The American Chemical Society

Founded in 1876 and chartered by the United States Congress, and currently with more than 154,000 members, the nonprofit American Chemical Society (ACS) is the world’s largest scientific society. Our mission is to advance the broader chemistry enterprise and its practitioners for the benefit of Earth and its people. Our vision is to improve people’s lives through the transforming power of chemistry.

The ACS is one of the world’s leading sources of authoritative scientific information. It is at the forefront of the evolving worldwide chemical enterprise and the premier professional home for chemists, chemical engineers, and related professions around the globe.

The Midland Section

On December 8, 1919, the Midland Section of the American Chemical Society was founded in Midland, Michigan.
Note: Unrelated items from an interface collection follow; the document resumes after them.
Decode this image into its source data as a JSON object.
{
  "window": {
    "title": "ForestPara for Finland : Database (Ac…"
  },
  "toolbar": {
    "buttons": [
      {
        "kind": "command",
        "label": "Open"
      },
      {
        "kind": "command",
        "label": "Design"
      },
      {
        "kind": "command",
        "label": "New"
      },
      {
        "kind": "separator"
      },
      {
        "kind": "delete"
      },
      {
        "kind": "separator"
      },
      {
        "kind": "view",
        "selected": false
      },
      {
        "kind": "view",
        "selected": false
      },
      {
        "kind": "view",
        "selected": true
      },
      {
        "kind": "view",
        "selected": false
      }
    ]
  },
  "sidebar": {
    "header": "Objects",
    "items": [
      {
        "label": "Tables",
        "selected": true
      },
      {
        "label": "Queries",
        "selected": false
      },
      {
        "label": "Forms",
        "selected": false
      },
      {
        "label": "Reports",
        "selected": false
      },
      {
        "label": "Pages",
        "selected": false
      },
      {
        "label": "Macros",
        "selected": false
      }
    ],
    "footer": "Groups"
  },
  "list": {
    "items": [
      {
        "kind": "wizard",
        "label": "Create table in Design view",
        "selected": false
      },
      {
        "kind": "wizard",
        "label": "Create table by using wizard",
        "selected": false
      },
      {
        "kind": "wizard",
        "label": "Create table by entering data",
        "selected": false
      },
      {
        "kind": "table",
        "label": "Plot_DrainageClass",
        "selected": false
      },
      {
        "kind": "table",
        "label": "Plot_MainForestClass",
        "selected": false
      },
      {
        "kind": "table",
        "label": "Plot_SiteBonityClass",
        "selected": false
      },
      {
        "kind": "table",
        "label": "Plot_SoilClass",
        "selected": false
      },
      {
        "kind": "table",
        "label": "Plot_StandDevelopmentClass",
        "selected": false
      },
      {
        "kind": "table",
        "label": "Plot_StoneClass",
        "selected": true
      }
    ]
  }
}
The Section now serves Midland, Bay, Saginaw, Gratiot, and Isabella Counties.

According to the National Charter (H.R. 7709, effective January 1, 1938) which incorporated the American Chemical Society, “The objects of the Midland Section include the following:

  • Encourage in the broadest and most liberal manner the advancement of chemistry in all its branches
  • Promote research in chemical science and industry
  • Improve the qualification and usefulness of chemists through high standards of professional ethics, education, and attainments
  • Increase and diffuse chemical knowledge
  • Promote scientific interests and inquiry…”

To this end, the Midland Section has numerous programs not only for ACS members, but also for students, educators, and the wider community.

Midland in 1919

To better understand the influence of chemistry on Midland, researchers investigate the historical context of when the section was founded. The chemical industry in Midland was beginning to develop in 1919 amidst a backdrop of great local and national change. The citizens of Midland in 1919 were recovering from World War I and the flu pandemic of 1918, prohibition was a year away, and states were beginning to vote on women’s suffrage. The population of Midland was around 5,400. Although in 1919 Midland was still a small, budding community, it soon would grow to be one of the largest and most important chemical production centers in the world.

This is a painting of the Dow Chemical Company Plant in Midland, Michigan completed in 1919 by European artist Arthur Knighton-Hammond. This and other works are housed with the Herbert H. & Grace A. Dow Foundation.

Midland Section Chairs 1919-2023

Courtesy of Midland ACS